If your string instrument does not have frets, you consciously learn the precise placement of your finger by taking advantage of how muscle memory develops. You place the finger repeatedly in the same spot while looking at the note on the page and listening to how it sounds, so your brain associates what you hear and see with what your finger feels. You learn to respond to what you see by immediately placing your finger where it should go. However, this process isn't actually any different on an instrument with frets. Just because you have a wider margin of error doesn't mean you actually need it. You are no more or less capable of developing muscle memory based on your choice of instrument.
How Do We Decide What is More Difficult, Anyway?
We tend to accept the notion that there is an objective ranking of the difficulty of various activities. Yet, we also know that each individual has his or her own set of strengths, weaknesses, preferences, and experiences. Does it make sense, then, that we can compare Activity A to Activity B when the fact that they are different activities implies the skill sets required to perform them will be different? Is it not more plausible that Person A who is more suited to Activity A will find it easier than Activity B, while Person B might find Activity B easier than Activity A?
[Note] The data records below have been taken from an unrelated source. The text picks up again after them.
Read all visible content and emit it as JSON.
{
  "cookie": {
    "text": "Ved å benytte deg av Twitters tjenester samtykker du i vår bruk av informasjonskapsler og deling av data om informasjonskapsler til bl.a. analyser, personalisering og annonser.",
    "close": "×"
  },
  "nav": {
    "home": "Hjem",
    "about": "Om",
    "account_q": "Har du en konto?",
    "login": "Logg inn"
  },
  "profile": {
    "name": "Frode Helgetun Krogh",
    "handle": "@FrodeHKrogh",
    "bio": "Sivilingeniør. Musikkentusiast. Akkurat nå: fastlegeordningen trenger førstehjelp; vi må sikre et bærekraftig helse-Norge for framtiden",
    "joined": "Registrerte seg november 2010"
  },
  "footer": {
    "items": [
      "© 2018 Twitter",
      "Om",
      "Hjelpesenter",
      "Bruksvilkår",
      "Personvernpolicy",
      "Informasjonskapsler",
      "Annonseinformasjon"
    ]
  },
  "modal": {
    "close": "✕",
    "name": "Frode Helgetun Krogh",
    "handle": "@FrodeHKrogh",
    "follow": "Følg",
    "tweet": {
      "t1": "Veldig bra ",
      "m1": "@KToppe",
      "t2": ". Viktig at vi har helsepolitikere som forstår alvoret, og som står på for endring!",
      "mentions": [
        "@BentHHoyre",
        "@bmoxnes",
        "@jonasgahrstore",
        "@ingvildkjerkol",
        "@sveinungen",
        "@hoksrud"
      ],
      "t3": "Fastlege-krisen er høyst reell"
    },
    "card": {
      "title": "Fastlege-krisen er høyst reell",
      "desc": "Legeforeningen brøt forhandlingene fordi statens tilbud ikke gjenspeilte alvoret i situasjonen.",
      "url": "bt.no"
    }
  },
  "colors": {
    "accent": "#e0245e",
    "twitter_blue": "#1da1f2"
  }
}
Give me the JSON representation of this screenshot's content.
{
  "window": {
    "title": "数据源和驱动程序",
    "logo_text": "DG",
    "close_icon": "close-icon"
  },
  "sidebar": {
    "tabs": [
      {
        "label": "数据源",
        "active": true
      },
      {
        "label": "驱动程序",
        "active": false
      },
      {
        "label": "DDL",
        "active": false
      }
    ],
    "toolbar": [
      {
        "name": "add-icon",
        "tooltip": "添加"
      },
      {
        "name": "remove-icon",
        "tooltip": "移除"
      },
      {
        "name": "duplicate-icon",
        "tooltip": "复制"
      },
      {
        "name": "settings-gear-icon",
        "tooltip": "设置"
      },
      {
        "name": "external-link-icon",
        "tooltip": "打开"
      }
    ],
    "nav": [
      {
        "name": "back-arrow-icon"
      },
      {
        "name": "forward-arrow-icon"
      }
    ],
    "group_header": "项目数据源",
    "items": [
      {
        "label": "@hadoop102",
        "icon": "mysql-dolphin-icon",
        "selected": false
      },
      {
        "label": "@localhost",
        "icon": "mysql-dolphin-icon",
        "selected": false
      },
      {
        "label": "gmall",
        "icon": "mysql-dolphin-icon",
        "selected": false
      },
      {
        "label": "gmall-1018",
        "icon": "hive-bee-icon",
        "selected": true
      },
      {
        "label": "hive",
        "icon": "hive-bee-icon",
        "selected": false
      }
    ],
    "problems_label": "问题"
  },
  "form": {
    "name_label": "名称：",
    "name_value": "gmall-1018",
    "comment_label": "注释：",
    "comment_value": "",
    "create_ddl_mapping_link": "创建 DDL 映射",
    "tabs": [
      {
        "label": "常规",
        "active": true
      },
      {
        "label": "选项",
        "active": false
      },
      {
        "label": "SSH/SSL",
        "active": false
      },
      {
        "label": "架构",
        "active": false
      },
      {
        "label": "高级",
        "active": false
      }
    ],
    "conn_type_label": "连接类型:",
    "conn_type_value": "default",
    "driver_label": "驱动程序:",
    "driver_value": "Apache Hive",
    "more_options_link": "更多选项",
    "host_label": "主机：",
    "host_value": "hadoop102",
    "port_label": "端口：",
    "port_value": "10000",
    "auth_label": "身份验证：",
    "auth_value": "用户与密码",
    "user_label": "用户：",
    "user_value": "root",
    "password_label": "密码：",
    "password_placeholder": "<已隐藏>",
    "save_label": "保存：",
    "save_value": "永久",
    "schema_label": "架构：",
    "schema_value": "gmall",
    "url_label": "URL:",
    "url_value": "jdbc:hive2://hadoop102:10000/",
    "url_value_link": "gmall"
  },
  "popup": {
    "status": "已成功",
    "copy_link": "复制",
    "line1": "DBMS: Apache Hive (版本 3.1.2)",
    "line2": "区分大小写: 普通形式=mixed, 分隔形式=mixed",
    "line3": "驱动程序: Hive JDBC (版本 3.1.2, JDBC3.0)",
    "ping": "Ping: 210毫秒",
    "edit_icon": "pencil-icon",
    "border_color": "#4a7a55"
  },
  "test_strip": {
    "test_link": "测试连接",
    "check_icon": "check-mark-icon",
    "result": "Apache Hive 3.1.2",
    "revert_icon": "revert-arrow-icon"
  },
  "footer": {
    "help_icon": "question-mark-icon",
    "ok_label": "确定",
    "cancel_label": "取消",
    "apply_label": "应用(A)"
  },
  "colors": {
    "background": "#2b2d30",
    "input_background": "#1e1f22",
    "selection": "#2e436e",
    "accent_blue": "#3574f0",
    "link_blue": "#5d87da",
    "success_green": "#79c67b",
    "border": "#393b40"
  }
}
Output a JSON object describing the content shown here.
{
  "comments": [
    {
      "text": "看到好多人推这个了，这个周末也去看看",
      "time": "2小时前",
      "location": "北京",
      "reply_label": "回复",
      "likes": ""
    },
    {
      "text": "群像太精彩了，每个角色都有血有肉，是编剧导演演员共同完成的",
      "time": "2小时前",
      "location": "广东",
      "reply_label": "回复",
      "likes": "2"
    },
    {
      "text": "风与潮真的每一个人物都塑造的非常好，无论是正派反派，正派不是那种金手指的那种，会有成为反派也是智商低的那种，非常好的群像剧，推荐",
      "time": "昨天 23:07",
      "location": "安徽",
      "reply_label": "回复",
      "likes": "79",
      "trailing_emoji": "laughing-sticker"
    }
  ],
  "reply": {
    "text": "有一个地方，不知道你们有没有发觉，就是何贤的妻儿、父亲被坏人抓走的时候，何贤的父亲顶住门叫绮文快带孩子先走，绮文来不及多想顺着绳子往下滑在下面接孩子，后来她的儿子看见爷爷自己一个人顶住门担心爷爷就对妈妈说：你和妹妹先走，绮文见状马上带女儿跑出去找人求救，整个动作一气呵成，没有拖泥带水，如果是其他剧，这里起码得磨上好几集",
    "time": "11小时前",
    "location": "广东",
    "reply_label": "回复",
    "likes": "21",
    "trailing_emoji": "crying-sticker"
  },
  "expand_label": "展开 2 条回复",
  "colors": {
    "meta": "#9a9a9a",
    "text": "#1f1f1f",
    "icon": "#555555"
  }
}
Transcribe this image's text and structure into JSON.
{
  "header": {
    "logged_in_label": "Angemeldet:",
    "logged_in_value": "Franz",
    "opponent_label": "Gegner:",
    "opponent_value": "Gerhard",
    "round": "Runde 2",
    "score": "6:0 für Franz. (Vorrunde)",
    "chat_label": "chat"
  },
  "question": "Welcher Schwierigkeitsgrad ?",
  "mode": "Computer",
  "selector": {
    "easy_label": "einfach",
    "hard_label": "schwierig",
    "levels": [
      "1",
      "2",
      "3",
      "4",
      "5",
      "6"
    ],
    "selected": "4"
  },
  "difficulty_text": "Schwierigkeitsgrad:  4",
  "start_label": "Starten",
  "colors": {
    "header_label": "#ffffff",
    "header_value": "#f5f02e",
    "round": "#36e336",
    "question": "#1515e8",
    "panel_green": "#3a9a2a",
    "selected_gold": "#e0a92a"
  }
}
Activity B could also be physically uncomfortable for Person A, which is going to affect how much effort they are willing to put into it. Someone with smaller hands might find the violin more comfortable than the guitar, while someone with larger hands might prefer the guitar (or maybe the cello) for opposite reasons. That doesn't mean that they aren't capable of learning to play the violin or that it would actually be more difficult for them if they were motivated to do it.
It might be that the reason we believe string instruments without frets, such as the violin family, are more difficult to learn is because people who play them tend to seek more formal training. Violinists are more likely to learn to read standard notation. Also, violin teachers tend to assign more preliminary exercises and delay introducing music the student might perform much longer than guitar teachers do. However, these things are about the respective traditions of learning to play each of these instruments, not the physical and mental requirements. The fact that the training takes longer does not mean it is objectively more difficult.
© 2017 Courtney Morgan